* [Problem description]:
Report each line of the entries that includes "Couger" by copying it.

* [Records for processing]:
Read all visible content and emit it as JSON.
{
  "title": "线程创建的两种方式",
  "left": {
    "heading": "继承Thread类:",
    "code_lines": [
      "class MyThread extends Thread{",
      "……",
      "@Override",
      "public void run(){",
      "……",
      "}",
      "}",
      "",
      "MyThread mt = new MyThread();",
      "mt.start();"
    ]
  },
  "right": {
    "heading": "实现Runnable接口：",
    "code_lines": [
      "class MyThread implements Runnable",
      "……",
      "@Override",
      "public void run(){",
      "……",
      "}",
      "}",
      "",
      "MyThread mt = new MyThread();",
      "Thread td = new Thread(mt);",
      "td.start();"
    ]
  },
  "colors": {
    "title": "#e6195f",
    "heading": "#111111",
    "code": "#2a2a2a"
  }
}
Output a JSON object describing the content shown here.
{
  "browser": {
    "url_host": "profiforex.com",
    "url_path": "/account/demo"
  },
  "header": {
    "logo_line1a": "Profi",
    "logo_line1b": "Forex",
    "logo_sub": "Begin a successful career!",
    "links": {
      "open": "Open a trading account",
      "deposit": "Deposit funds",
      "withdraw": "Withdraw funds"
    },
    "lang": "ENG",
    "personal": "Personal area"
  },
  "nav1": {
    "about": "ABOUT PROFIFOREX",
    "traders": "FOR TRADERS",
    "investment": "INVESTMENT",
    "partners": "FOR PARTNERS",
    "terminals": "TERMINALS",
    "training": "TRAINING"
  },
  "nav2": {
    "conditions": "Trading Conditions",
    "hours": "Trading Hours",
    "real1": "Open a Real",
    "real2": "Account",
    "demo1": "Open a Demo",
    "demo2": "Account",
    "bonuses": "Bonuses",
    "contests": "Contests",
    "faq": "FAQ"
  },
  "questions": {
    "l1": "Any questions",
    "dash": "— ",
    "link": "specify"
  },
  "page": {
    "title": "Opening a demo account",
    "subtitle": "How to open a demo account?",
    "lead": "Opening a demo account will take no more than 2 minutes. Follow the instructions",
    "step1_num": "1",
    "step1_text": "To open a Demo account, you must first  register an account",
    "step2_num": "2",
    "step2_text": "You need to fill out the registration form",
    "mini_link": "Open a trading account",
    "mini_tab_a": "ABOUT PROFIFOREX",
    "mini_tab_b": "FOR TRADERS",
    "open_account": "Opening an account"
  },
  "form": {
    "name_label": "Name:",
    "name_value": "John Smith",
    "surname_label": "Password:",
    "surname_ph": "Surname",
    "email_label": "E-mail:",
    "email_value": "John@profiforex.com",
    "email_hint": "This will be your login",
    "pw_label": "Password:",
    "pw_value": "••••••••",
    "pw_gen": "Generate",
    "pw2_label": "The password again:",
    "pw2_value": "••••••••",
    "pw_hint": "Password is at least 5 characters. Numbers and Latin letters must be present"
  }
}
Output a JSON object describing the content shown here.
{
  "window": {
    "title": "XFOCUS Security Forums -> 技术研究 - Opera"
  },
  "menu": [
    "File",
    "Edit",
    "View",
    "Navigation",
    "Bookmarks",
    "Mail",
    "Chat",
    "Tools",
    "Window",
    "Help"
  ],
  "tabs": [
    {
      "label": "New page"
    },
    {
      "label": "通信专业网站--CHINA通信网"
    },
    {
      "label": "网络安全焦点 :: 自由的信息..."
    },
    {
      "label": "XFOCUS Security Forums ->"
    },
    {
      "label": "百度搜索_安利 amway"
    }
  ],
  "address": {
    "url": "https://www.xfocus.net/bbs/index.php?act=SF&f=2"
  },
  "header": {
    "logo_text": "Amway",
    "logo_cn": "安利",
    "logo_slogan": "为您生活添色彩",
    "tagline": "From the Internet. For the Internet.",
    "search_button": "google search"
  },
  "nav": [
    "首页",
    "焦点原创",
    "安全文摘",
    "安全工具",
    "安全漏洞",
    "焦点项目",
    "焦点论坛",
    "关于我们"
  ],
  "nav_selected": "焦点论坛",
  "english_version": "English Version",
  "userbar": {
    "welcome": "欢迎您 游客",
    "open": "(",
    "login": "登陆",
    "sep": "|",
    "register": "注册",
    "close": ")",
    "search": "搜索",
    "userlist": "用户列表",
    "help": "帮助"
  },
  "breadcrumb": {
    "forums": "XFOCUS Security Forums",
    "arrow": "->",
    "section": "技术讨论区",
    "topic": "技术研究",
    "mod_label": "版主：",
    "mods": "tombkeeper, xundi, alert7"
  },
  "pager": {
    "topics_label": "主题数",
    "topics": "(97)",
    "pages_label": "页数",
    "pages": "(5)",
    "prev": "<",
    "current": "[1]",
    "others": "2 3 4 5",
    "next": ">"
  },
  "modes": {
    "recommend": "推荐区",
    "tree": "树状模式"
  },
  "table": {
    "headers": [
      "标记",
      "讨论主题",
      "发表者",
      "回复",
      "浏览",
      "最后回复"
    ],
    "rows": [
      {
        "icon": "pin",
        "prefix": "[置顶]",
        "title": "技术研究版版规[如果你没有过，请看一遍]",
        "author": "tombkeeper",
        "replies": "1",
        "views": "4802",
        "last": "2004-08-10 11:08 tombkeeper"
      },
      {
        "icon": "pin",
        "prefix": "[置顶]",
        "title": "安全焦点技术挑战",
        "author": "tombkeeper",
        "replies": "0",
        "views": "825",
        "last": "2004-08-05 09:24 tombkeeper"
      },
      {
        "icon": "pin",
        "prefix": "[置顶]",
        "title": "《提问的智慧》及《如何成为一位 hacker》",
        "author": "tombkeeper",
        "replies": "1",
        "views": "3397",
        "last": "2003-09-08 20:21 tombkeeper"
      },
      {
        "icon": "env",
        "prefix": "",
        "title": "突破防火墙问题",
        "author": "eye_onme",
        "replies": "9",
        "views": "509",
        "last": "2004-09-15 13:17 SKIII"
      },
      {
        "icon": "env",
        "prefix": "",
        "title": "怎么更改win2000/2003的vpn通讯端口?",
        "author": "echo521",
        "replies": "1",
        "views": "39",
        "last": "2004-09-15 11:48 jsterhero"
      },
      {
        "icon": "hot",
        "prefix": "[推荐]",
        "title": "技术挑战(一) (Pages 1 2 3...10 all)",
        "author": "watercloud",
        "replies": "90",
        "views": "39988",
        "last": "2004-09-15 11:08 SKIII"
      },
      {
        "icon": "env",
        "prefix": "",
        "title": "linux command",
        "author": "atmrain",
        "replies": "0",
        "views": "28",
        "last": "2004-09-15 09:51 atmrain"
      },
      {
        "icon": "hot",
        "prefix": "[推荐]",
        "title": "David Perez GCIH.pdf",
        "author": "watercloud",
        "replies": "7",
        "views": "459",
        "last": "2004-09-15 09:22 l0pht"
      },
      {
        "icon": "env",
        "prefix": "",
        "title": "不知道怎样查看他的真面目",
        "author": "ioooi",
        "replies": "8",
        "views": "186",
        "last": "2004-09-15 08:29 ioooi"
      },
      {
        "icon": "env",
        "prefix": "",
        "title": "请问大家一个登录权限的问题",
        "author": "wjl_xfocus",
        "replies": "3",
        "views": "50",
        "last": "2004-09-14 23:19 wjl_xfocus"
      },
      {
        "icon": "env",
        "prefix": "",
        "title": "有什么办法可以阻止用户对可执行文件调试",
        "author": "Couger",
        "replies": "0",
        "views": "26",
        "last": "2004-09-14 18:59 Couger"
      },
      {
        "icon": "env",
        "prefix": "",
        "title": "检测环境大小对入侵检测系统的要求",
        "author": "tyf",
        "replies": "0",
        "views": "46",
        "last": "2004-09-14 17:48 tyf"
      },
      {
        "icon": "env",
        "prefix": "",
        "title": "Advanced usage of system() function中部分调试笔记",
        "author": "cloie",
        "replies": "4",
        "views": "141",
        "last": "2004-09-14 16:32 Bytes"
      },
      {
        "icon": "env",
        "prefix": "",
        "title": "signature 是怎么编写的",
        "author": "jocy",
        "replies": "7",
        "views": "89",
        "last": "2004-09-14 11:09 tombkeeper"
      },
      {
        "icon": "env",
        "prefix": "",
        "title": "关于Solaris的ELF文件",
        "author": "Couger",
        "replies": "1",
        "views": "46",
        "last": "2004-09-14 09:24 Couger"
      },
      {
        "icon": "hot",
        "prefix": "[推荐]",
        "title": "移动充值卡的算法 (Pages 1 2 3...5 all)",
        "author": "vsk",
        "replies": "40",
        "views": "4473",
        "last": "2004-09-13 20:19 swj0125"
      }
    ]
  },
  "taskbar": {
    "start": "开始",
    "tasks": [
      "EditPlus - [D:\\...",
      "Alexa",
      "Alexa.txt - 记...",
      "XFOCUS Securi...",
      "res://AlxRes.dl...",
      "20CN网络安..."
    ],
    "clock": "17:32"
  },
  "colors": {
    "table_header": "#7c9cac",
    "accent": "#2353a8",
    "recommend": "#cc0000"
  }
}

* [Worked solution]:
        "author": "Couger",
        "last": "2004-09-14 18:59 Couger"
        "author": "Couger",
        "last": "2004-09-14 09:24 Couger"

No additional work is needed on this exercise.